What is export grade cryptography ?
Since World War II, many countries including the U.S., U.K. and others, have regulated the export of cryptography in the interest of national security till 1992.
Those countries used to believe that they had developed more advanced cryptographic solution than others and they wished to monitor the communication of other countries and hence restricted the advanced cryptographic solution to other nations, by their companies.
Restriction had been eased down in 1992 and in 2000 but some are still there.
Only those cryptography solutions which can be breaked by security agencies, were allowed to export and were known as Export Grade Cryptography. Ciphers itself are not of Export Grade as they properly follows algorithms. It is the use of cryptographic keys that are deliberately weekend so that security agencies can crack them as and when needed.

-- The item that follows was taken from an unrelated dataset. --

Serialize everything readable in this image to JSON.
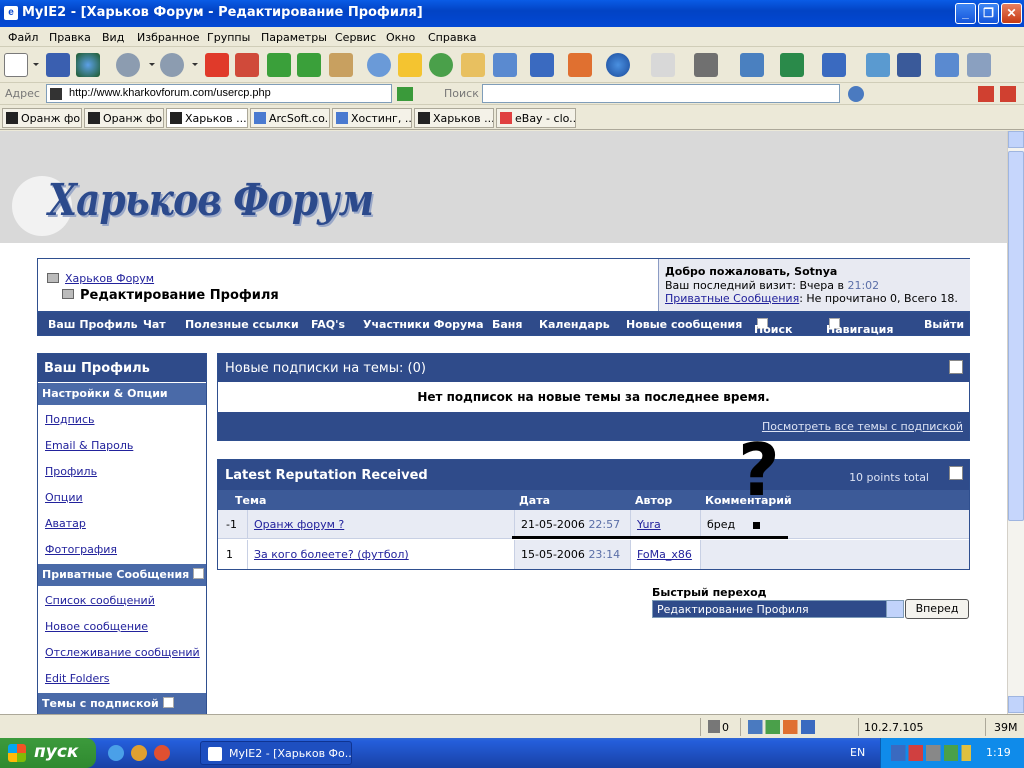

The export-grade encryption had 512 bits, the maximum allowed under U.S. restrictions designed to limit trade in military technologies in the 1990s.